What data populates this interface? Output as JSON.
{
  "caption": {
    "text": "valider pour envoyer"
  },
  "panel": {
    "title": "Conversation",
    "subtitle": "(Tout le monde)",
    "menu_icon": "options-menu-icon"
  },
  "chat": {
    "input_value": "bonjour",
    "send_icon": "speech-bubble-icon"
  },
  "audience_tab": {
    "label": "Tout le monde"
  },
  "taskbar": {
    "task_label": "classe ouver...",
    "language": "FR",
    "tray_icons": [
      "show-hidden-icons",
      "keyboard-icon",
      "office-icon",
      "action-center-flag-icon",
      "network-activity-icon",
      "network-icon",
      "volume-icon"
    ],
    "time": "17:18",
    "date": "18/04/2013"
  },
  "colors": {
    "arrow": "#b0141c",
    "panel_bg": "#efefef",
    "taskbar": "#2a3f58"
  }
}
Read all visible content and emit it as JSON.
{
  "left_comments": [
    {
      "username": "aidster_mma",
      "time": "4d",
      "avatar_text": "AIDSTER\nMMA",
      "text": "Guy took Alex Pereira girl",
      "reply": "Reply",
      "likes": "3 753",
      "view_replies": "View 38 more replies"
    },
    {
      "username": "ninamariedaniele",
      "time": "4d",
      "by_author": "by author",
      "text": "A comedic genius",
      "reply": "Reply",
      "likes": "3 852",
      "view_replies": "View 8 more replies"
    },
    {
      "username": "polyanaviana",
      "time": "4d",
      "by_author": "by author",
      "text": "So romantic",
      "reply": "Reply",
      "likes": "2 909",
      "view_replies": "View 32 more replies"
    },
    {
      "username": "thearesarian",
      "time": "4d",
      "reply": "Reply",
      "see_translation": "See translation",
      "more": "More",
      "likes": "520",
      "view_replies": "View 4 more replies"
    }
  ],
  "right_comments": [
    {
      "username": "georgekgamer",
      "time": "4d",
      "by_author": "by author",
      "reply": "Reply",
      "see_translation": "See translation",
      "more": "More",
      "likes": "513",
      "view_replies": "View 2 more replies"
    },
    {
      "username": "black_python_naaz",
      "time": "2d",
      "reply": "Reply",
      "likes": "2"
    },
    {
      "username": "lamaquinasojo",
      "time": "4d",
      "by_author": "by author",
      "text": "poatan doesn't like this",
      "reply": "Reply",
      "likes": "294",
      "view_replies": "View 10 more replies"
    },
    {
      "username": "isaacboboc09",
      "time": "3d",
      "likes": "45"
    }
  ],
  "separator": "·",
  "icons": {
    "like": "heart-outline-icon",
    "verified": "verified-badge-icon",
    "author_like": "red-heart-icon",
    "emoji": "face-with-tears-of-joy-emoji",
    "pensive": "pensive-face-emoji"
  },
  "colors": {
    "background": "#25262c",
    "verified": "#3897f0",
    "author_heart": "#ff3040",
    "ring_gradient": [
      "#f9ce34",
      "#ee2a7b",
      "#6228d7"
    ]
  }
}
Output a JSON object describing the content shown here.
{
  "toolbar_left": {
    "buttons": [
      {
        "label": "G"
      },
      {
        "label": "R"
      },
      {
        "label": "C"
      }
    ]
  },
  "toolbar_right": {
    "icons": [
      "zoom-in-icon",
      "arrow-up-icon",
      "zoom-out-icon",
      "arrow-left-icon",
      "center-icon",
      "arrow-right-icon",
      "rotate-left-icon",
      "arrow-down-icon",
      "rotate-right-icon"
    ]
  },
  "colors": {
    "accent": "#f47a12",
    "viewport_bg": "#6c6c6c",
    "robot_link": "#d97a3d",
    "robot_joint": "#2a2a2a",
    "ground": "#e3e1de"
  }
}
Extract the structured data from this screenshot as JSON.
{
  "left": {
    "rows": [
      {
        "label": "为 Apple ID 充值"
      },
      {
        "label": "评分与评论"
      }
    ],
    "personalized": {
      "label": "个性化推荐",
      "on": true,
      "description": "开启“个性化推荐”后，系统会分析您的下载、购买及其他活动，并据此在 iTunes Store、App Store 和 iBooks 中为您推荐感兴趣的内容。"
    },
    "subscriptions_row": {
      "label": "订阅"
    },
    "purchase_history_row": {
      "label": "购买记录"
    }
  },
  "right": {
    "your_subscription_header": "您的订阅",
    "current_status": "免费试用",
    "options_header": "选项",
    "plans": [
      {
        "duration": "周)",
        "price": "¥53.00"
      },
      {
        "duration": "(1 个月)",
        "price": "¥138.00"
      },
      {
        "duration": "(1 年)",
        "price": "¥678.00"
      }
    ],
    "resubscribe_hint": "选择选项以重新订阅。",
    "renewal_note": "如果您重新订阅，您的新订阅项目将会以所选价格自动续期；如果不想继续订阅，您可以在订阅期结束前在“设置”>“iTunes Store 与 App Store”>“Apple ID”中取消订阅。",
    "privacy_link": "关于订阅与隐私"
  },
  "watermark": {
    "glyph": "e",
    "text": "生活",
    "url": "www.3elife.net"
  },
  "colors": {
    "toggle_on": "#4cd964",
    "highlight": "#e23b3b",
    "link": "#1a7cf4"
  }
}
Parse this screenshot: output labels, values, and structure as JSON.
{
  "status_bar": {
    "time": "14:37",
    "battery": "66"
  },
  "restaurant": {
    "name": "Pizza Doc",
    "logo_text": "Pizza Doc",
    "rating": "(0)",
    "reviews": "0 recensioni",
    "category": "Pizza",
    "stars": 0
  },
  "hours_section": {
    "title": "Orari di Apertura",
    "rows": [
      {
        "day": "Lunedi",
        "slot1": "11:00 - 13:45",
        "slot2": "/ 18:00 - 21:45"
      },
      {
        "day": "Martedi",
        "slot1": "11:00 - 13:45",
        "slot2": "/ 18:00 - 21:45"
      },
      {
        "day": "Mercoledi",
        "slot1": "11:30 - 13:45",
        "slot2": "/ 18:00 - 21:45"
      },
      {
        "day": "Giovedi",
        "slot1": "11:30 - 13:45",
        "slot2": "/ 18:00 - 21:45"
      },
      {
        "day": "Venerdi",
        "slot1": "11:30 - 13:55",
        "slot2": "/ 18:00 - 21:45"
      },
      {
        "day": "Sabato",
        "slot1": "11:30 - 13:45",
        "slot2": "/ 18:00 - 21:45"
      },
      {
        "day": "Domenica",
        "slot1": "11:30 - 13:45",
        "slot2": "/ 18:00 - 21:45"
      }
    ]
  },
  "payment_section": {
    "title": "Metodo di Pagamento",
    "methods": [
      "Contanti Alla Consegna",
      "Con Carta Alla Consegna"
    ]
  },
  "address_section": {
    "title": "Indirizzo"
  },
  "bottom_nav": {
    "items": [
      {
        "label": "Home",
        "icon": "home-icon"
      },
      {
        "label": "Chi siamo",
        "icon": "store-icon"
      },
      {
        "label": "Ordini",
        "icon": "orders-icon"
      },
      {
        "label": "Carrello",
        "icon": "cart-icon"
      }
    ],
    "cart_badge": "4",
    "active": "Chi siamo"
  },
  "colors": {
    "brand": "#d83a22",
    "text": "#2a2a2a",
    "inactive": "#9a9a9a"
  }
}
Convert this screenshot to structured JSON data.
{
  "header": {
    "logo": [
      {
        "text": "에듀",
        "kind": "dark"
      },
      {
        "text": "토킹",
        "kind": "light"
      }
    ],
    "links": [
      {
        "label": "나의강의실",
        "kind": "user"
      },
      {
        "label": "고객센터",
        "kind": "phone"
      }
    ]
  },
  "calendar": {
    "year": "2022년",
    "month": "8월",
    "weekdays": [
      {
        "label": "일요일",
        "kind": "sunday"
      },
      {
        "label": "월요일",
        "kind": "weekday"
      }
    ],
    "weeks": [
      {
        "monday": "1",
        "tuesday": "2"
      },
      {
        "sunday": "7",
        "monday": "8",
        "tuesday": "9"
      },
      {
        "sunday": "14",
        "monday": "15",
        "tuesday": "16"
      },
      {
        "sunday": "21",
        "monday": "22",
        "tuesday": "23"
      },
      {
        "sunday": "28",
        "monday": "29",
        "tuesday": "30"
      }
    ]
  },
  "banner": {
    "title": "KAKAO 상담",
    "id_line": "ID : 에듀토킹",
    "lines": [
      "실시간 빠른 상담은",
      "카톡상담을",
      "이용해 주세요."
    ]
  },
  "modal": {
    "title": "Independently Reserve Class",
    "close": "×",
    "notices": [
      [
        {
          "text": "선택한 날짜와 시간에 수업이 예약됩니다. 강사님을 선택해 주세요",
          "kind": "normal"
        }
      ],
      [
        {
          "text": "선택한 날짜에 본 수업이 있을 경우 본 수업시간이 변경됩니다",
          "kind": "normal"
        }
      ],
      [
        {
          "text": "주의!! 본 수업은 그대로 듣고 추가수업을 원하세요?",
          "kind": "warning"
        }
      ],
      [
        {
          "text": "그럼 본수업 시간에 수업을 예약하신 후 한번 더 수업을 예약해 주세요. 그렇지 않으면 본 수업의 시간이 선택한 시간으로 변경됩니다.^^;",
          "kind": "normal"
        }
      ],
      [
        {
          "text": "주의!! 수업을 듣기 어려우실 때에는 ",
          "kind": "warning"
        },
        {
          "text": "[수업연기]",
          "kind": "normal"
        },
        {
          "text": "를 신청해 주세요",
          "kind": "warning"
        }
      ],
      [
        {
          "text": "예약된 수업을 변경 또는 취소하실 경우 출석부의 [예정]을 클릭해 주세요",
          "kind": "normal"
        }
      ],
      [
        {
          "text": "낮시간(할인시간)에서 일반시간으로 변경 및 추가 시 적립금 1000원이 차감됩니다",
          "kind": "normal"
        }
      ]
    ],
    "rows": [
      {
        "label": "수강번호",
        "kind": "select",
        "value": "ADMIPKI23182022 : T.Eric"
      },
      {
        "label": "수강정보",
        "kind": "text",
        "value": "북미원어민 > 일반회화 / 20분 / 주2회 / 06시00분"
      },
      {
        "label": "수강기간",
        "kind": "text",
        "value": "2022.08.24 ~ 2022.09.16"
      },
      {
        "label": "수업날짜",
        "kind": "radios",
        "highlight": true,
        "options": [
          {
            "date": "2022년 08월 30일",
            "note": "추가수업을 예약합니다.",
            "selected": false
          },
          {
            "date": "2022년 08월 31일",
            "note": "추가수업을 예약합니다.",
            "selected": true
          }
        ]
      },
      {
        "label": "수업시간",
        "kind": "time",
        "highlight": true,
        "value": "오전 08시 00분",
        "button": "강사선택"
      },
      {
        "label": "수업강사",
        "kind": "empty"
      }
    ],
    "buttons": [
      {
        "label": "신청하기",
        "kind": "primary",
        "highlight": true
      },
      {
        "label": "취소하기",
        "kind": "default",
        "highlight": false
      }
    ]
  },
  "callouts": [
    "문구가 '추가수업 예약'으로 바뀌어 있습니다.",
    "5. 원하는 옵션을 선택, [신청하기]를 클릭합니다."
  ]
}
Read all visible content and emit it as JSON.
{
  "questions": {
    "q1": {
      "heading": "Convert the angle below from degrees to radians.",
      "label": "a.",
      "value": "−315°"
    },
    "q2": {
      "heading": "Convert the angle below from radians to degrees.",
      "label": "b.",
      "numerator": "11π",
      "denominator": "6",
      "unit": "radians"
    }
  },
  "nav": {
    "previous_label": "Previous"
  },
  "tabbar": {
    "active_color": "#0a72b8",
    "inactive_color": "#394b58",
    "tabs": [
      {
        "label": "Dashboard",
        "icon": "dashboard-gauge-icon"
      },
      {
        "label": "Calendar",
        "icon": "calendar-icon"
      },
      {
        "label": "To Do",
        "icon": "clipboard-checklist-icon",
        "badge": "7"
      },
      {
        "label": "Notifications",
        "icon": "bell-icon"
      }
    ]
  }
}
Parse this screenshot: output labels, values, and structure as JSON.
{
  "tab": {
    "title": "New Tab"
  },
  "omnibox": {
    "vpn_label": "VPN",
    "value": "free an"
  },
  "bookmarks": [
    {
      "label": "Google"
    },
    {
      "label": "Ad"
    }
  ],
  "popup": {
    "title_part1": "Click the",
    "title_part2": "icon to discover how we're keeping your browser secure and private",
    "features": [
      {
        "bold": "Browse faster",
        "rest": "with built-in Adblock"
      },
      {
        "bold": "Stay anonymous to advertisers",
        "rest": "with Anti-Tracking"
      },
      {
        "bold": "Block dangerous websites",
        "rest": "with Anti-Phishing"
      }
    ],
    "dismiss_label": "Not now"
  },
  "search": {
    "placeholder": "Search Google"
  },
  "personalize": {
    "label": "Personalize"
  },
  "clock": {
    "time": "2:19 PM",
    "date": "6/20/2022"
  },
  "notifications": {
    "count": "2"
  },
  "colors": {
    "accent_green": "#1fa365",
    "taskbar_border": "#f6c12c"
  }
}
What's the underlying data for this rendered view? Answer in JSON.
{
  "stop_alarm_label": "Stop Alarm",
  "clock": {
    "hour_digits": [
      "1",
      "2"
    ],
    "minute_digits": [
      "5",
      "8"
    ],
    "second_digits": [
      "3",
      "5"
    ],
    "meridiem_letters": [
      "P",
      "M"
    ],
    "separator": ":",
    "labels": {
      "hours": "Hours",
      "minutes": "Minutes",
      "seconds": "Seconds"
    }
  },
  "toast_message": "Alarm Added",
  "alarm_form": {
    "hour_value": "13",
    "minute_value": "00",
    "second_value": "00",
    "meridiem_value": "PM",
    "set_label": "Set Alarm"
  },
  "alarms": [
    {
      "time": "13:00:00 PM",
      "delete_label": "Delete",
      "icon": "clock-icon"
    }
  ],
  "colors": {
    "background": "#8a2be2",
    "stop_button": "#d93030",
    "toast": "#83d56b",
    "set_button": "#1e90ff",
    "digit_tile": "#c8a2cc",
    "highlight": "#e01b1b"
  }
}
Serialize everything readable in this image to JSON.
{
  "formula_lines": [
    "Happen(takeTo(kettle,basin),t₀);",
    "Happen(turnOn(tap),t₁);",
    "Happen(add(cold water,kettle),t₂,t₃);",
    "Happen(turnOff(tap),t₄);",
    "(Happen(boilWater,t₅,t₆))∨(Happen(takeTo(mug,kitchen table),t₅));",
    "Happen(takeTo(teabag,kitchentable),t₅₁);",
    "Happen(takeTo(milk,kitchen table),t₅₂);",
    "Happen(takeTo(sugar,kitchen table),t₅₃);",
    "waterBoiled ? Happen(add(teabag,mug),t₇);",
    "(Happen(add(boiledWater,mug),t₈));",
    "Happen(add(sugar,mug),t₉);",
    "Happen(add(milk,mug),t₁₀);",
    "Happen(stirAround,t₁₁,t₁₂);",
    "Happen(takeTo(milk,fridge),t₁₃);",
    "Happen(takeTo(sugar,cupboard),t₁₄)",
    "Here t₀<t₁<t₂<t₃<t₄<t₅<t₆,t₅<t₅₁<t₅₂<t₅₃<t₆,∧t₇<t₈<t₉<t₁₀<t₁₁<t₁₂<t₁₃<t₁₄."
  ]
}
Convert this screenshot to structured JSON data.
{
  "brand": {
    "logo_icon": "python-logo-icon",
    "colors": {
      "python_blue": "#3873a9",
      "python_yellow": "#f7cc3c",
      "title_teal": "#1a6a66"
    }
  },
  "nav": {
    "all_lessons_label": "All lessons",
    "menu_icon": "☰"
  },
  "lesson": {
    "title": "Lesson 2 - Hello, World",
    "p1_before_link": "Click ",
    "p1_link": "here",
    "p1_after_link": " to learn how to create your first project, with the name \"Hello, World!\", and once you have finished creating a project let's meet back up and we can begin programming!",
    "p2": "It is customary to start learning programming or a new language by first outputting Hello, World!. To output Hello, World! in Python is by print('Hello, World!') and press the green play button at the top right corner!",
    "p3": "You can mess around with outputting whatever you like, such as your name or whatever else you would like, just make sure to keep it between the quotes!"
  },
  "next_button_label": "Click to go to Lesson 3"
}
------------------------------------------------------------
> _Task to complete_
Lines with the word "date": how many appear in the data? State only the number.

> _Finished exercise_
4